"Juvenility and hyper masculinity"
As the rally reached its end, the far-right activists marched together through the streets of Boston. They shouted a hodgepodge of right-wing slogans; "Blue Lives Matter," "All Lives Matter," "USA!" and "Lock her up" among them. Upon the group's return to Boston Common, the crowd of antifa had largely dispersed. "Let's take the hill!" someone shouted.
The makeshift coalition gathered for a group photo, a victory over an enemy that literally wasn't present, and was never confronted. The Oath Keepers were happy to keep things safe, but the 4channers needed to pose in costume without having worn the uniform, to take valor never won, to protect oaths they never swore.
For kids with abhorrent personal politics, the far right gives a sense of belonging. For the more mature — aging, even — militia movement, the young alt-righters provide a new energy. Along with its often wacky aesthetics, though, the alt-right brings little in the way of substance; the grizzled veterans of the Oath Keepers may yet be disappointed in their younger comrades. The two factions have the preparedness to turn toward violence in common, but even there the younger generation has a shallow approach.
"The juvenility and hyper masculinity are things you see in the Chan world," Heidi Beirich, an expert on extremism with the Southern Poverty Law Center. "It seems more like a childish attempt to re-enact fight club under the banner of free speech."
"I don't know if it's a phase, or what it is."
After the rally, Verrette and his young friends were grinning from ear to ear, excited organize more events. But Verrette is not sure what's next. "I don't know," he muttered when asked. Few in the movement seem to have grappled with what comes next.

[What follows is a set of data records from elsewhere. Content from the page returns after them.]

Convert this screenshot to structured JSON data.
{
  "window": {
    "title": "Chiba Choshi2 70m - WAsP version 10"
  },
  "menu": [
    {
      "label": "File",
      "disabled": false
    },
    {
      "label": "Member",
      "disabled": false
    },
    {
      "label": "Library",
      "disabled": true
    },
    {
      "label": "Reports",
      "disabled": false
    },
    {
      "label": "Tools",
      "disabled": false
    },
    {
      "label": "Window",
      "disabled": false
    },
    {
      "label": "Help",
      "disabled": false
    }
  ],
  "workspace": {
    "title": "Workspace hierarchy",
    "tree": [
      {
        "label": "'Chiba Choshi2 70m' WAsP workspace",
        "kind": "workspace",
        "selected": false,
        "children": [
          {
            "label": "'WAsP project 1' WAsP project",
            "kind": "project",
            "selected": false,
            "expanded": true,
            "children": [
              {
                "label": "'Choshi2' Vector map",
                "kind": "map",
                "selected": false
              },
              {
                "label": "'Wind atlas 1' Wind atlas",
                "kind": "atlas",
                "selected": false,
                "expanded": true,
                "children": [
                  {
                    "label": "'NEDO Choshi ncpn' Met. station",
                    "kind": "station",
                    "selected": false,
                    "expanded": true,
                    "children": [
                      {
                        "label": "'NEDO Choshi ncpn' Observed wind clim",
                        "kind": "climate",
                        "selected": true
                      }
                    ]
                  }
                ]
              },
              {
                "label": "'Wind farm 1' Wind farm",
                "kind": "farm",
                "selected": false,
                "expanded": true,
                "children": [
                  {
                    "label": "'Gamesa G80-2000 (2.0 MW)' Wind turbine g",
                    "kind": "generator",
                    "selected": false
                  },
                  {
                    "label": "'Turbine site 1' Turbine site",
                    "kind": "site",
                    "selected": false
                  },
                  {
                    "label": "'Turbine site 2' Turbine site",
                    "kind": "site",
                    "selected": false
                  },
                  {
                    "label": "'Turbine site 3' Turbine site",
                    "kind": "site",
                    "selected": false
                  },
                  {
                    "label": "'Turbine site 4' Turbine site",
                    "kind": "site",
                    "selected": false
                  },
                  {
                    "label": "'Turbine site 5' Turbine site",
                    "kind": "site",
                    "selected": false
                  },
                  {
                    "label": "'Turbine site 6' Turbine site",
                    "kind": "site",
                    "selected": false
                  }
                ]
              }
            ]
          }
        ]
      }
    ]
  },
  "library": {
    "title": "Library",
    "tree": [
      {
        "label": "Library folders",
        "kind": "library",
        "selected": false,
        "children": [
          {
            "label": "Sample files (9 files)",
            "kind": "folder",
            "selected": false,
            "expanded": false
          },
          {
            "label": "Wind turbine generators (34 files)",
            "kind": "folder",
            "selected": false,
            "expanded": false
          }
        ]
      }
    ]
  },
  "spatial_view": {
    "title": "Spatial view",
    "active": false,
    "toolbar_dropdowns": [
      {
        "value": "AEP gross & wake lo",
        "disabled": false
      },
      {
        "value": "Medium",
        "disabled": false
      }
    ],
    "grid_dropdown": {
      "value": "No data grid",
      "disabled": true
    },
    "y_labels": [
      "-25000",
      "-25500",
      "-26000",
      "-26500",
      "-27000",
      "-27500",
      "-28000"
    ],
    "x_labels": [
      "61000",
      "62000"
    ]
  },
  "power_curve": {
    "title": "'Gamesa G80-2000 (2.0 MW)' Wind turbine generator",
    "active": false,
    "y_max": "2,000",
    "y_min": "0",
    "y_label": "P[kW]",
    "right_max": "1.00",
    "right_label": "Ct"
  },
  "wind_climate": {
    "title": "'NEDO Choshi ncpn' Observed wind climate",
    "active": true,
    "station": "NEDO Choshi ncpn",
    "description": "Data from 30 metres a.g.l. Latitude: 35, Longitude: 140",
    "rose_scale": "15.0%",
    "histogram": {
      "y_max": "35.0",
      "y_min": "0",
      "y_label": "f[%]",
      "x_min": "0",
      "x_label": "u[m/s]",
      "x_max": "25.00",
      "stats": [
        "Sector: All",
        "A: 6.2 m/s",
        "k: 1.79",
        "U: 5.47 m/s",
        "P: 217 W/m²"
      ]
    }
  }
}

Verrette's mother Melissa, for her part, knows what she wants: for her son to grow out of the alt-right and its juvenile trolling.
"I don't know if it's a phase, or what it is," she said. "But I'm fully against it."
Not all parents are so weary. Over where the Proud Boys were initiating new recruits, somebody asked if there was an age requirement for getting beat-in. When another Proud Boy shouted "18," a tall kid with a mop of curly hair and an American flag looked back to the edge of the crowd to his father, who gave him a coy smile and nod of approval.